The benchmark, big-wave forum of Hawaii’s North Shore. Although somewhat eclipsed by outer reef tow-in breaks, mere mortals will find the 20-25ft (6-8m) swells that Waimea can provide more than enough of a challenge. Deep water swells arrive suddenly, tripping on a lava shelf sitting a good 100m+ out from the northern headland. This creates a wave that lurches violently up, then out, resulting in the famous Waimea air drop take-off, followed by an endless plunge over boils, chops and gutters to the trough, then a race to the channel, chased by hundreds of tons of water. Strong trades, funneling down Waimea Valley are far from ideal, getting under the nose of your gun and holding you in a lip that’s renowned for thick, high psi power, so light ESE wind is best, mid tide and a long period NW swell. On smaller days below 15ft (5m), when The Bay proper isn't working, a sandbar and boulder section called Pinballs can reel off some juicy little pockets right along the lava rock point. Waimea's shorebreak is a gnarly mix of crashing lips and powerful pockets; once avoided, today it's packed with suicidal bodyboarders and even a few stand-up surfers. Getting in and out of the water requires timing through the shorebreak in the northern corner, while the overpowering current drags victims down to the jump rock. Crowds are thick, especially at the starting size around 15ft and sharing a set is common practice although flying boards and bodies heighten the risks. Specialist equipment, big wave experience and total commitment required.

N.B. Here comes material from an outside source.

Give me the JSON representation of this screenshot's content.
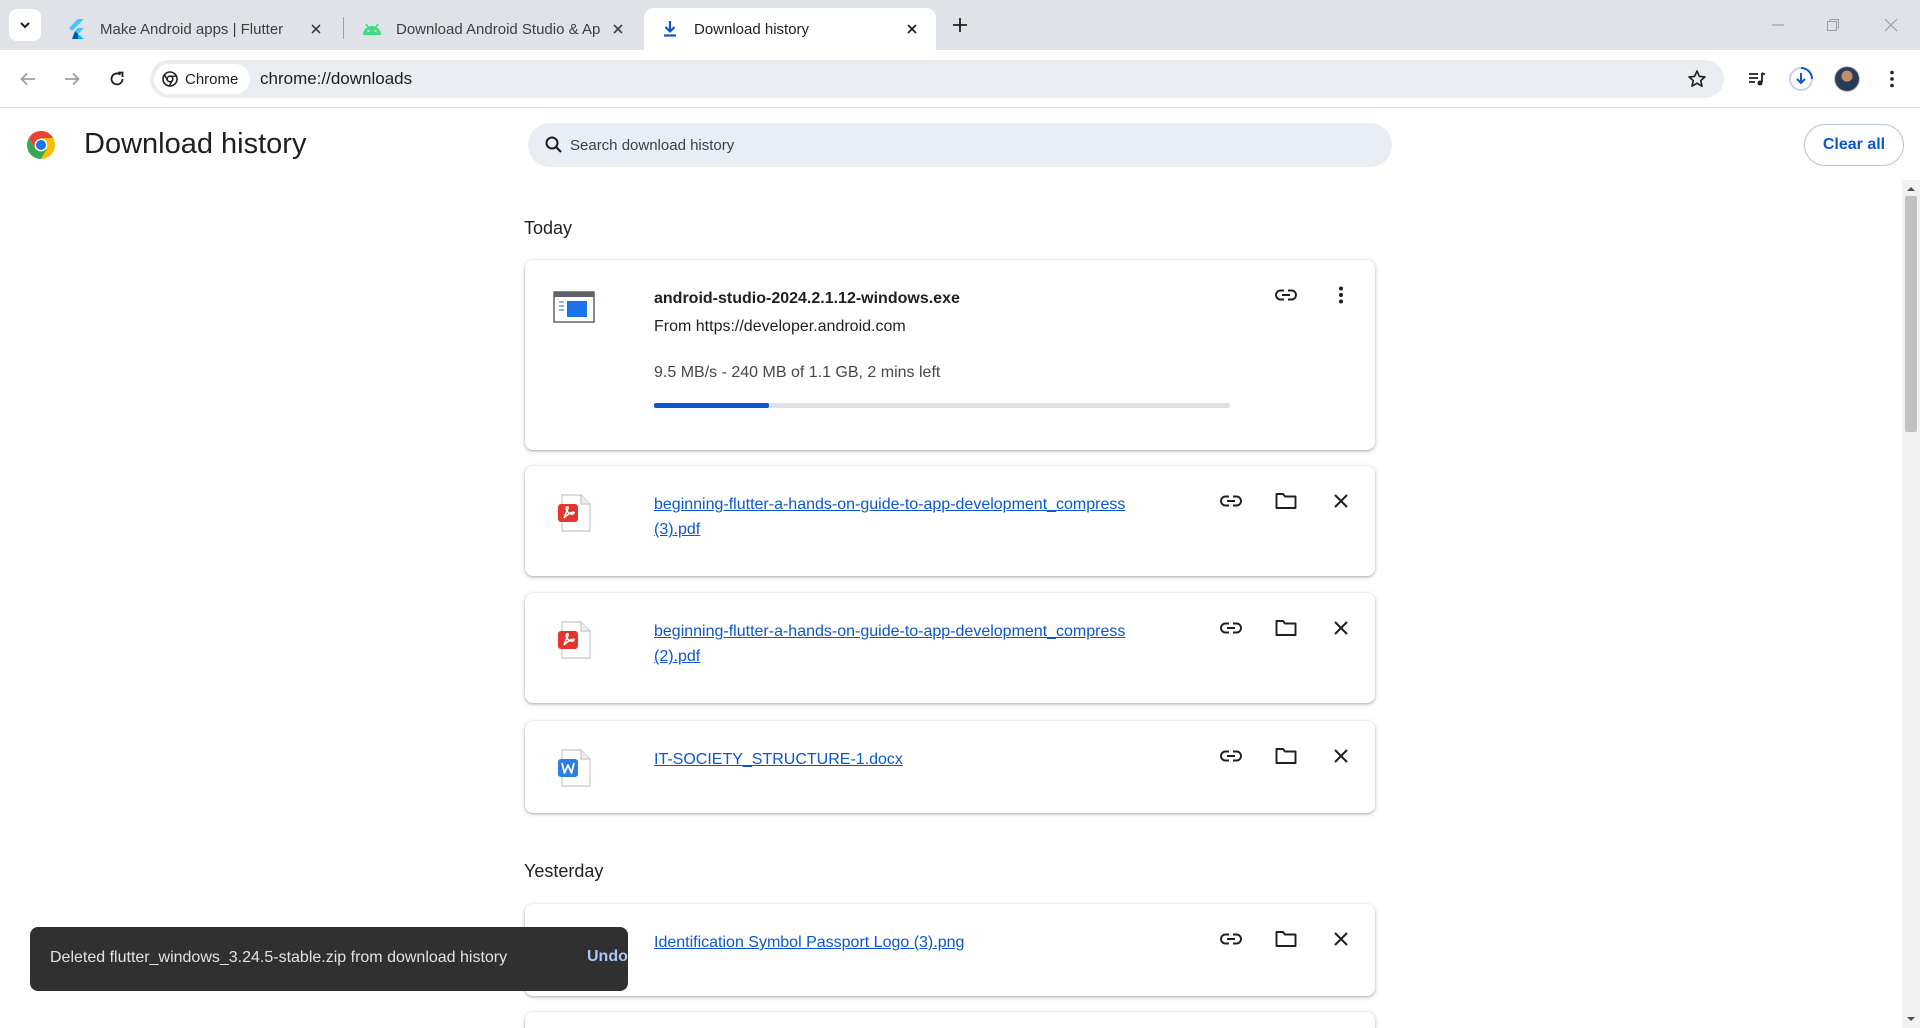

Parking is a nightmare when the swell jumps with the Kam choked by stationary cars looking for somewhere to stop and watch the show from. Walk in from further afield.